- Fill the teapot. Once your water comes to a boil, fill the teapot to a point just below the opening for the spout. If you fill the teapot any higher, some of the water will be trapped in the spout and won’t be infused with the tea leaves, resulting in a weaker overall brew.
- Add the leaves. You can use as much sencha as you like, but most people start with one teaspoon for every cup that is to be served. More sencha means more caffeine; use this knowledge to adjust the amount of energy in your cup.
- Cover the teapot. Let your sencha steep for about 1 minute. Brewing tea is a delicate balance; a longer steeping time results in a stronger brew, but it also might create an acidic flavor. Pay attention to the way the tea smells, and you will eventually know exactly when it is done.
- Pour the tea. Don’t fill the cups one at a time. Instead, pour a little in each cup, then go back and add more in even amounts. The tea at the top of the pot is weaker than the tea at the bottom, so this process makes sure everyone gets the same taste in their cup.
- Enjoy your drink. You might need to wait a second for the tea to cool down, but you can enjoy the delicious smell right away. Good sencha tea is bright green and slightly cloudly, and the steam should have notes of green fields and springtime.
You can adjust your sencha brewing method to fit the tools you use and the way you like your drink. Whatever you do, don’t boil the sencha leaves directly in water – the result will be a burnt and bitter taste with bits of leaves floating in your cup.

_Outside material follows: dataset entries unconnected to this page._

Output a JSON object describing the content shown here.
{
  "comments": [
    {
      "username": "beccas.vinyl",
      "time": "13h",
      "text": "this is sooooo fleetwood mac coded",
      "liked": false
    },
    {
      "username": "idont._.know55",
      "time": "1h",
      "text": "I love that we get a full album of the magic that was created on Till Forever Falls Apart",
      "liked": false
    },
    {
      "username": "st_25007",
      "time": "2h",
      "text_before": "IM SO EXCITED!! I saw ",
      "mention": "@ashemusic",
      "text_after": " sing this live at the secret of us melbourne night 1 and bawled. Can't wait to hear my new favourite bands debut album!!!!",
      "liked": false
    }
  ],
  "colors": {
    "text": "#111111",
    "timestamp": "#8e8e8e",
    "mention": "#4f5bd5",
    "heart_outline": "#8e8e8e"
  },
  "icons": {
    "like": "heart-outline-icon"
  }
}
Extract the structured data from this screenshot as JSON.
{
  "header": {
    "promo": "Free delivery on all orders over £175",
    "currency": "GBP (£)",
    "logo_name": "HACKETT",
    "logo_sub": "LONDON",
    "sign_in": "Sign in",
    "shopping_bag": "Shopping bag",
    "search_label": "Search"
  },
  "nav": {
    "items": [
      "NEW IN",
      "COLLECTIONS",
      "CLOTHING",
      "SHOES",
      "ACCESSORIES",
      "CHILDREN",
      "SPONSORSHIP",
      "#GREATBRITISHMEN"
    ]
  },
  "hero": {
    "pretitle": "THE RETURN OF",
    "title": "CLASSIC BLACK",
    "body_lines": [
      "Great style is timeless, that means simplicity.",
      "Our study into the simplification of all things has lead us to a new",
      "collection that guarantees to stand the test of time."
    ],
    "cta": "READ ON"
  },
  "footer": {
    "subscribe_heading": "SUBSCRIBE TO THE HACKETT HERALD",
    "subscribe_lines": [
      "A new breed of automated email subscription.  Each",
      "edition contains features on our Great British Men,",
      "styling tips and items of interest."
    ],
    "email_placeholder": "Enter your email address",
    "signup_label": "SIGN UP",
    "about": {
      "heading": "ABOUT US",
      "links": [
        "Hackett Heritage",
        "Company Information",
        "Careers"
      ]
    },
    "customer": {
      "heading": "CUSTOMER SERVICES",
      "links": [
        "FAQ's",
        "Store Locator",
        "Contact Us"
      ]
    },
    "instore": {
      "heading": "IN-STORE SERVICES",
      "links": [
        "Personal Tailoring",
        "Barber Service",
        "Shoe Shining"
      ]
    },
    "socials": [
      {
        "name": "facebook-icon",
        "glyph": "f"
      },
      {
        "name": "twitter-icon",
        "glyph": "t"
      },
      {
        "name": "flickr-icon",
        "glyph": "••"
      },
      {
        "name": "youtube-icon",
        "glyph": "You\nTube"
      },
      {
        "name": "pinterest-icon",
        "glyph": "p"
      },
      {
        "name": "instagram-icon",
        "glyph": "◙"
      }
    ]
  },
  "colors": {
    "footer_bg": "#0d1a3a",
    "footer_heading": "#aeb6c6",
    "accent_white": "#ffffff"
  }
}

After you’re done, don’t forget to rinse out your pot and set it nicely on the shelf. Leftover tea can be saved for iced tea, sencha smoothies, or anything else you want to make. Cover your unused sencha leaves immediately to preserve the flavors inside.
Is sencha tea made from normal green tea?
Like other types of green tea, sencha is harvested from the Camellia Sinesis plant. Sencha leaves are typically harvested early and steamed before they are dried, rolled, and packaged for shipping.
Does sencha tea come in a powder form?
Sencha tea is usually sold as loose-leaf tea. The leaves are steamed, dried, and rolled, which creates a distinctive needle-like shape. Most powdered green tea is probably matcha, which is meant to be served with a very different brewing process.